§ **WHAT TO DO**
Find every line in the records below that holds the word "title", and copy each one.

*** DATA TO USE

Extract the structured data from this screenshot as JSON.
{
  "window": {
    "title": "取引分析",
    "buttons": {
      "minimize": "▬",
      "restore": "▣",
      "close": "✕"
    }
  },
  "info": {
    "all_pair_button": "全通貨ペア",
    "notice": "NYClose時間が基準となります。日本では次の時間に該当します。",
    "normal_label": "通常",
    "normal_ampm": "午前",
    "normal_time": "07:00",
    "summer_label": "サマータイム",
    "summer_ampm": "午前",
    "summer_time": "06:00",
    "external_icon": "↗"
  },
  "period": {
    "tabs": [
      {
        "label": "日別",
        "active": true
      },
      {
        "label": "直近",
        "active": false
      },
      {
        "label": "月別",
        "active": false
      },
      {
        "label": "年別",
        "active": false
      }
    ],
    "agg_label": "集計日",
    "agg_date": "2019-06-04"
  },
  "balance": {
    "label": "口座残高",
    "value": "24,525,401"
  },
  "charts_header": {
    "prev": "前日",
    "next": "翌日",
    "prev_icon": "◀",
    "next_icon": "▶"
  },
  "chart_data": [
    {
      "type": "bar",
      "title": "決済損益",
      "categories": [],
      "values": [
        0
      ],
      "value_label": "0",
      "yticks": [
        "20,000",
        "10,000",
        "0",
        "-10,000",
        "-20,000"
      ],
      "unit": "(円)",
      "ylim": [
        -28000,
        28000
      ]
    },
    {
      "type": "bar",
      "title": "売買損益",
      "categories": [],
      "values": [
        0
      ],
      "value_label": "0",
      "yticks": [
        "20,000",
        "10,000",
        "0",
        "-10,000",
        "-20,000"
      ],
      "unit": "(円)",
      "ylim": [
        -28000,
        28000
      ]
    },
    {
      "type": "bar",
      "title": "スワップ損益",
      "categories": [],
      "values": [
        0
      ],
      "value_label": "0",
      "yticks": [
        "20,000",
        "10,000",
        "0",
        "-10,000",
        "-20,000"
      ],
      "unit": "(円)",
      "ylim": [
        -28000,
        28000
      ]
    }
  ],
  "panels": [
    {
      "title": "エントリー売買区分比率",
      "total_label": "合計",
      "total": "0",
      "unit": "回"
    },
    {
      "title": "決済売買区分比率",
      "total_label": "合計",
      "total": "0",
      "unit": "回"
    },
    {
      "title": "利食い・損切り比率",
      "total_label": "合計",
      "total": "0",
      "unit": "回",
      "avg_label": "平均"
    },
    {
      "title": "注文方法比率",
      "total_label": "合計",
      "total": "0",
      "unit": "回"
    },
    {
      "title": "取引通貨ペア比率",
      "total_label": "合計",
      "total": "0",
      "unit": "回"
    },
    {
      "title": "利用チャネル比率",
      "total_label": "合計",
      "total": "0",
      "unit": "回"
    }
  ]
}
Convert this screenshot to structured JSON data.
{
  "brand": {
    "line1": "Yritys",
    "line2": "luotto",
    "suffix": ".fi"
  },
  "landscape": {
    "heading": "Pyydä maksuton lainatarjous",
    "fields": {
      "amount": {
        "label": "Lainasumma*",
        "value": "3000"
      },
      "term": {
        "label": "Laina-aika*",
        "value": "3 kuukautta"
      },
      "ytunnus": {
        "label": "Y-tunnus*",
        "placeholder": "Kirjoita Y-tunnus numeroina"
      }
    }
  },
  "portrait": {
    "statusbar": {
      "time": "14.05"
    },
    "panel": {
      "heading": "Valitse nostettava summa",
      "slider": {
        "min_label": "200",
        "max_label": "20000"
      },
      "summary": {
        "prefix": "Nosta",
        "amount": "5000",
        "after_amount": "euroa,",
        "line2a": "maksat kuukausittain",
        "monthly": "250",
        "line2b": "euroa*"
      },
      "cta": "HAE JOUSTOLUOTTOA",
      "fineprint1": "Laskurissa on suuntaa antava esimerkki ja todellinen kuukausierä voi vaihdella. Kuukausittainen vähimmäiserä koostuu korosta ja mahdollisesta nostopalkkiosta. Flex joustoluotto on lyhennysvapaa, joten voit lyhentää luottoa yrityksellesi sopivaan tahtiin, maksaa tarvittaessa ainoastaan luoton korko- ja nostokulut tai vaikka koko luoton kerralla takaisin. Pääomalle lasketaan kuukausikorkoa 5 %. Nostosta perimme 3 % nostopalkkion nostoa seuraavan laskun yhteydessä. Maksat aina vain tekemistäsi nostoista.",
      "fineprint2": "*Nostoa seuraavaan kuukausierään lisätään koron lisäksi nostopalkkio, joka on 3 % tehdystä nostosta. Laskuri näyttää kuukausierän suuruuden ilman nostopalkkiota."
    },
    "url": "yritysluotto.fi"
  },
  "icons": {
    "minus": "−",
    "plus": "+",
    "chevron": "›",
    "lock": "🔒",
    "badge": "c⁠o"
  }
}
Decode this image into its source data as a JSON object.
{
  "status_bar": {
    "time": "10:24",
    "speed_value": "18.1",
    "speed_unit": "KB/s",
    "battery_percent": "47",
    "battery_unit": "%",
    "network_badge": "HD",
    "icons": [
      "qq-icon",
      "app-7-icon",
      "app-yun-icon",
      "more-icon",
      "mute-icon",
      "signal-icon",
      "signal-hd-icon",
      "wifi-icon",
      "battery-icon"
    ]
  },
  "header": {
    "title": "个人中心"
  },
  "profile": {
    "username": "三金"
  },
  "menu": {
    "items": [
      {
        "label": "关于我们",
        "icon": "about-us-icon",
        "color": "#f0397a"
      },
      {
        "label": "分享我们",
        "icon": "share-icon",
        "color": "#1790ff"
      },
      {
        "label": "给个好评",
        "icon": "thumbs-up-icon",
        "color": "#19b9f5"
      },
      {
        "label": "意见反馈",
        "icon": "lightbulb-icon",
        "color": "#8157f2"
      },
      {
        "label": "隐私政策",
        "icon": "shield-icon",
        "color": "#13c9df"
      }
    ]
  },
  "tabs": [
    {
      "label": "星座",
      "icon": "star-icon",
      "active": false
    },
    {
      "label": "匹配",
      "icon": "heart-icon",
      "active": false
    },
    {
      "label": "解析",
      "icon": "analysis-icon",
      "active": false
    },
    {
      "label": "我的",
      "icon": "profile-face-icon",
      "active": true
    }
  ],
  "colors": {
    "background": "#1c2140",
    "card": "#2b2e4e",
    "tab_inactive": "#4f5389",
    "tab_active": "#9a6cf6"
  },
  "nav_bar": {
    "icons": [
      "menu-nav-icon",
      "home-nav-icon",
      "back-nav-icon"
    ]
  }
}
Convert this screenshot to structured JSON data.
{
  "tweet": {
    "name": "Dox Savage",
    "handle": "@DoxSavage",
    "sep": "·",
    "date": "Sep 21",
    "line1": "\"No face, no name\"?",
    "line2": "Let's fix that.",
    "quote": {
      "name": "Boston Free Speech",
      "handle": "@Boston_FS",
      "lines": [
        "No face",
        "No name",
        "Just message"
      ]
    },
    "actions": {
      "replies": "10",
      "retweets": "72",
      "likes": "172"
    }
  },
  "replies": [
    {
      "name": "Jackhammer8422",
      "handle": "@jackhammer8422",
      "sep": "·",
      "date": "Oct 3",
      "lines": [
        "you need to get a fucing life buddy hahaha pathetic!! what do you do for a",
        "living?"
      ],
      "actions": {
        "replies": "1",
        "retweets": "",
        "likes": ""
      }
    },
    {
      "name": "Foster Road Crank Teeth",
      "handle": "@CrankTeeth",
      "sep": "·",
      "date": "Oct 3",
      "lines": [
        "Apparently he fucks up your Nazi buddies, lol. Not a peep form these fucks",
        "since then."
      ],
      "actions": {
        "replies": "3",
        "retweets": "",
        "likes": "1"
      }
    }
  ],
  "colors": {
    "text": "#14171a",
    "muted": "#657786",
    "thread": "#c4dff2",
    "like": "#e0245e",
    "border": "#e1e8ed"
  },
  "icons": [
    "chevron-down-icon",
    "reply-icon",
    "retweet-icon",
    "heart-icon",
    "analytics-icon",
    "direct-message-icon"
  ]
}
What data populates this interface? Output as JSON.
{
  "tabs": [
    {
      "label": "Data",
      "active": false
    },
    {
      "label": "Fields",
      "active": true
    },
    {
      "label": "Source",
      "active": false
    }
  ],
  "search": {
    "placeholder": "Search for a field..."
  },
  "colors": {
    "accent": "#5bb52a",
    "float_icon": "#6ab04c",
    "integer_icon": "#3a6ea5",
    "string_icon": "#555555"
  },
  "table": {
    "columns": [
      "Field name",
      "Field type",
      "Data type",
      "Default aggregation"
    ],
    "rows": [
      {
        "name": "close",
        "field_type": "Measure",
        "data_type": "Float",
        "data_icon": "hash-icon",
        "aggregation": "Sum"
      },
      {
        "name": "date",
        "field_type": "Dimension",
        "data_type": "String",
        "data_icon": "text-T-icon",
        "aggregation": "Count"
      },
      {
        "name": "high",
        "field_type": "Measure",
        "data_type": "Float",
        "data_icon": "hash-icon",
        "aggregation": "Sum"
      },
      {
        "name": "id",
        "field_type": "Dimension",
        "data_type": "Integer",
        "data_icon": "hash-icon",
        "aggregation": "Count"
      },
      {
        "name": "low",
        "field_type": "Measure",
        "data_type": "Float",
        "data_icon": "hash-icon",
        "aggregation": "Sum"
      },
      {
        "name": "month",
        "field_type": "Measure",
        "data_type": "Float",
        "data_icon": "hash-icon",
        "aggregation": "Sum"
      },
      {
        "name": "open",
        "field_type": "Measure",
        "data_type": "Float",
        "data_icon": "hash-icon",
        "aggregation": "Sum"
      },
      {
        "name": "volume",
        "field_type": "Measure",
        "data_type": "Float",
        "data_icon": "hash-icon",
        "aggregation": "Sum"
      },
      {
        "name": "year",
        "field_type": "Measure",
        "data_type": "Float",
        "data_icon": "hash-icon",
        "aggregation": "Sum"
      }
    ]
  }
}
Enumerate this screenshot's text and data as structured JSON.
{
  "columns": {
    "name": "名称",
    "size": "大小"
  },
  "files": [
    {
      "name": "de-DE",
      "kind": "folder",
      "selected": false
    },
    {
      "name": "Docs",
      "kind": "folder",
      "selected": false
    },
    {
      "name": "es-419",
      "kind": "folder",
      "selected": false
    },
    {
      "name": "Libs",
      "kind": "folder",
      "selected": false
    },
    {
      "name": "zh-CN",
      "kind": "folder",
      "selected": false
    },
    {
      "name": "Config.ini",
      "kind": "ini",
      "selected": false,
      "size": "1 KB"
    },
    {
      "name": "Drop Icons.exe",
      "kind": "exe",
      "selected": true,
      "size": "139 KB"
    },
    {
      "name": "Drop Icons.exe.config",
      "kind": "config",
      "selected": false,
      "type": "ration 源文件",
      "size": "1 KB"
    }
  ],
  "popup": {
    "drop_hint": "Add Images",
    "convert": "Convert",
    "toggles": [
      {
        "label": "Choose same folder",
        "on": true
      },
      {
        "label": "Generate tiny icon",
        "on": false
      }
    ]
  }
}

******

§ **WORKED SOLUTION**
    "title": "取引分析",
      "title": "決済損益",
      "title": "売買損益",
      "title": "スワップ損益",
      "title": "エントリー売買区分比率",
      "title": "決済売買区分比率",
      "title": "利食い・損切り比率",
      "title": "注文方法比率",
      "title": "取引通貨ペア比率",
      "title": "利用チャネル比率",
    "title": "个人中心"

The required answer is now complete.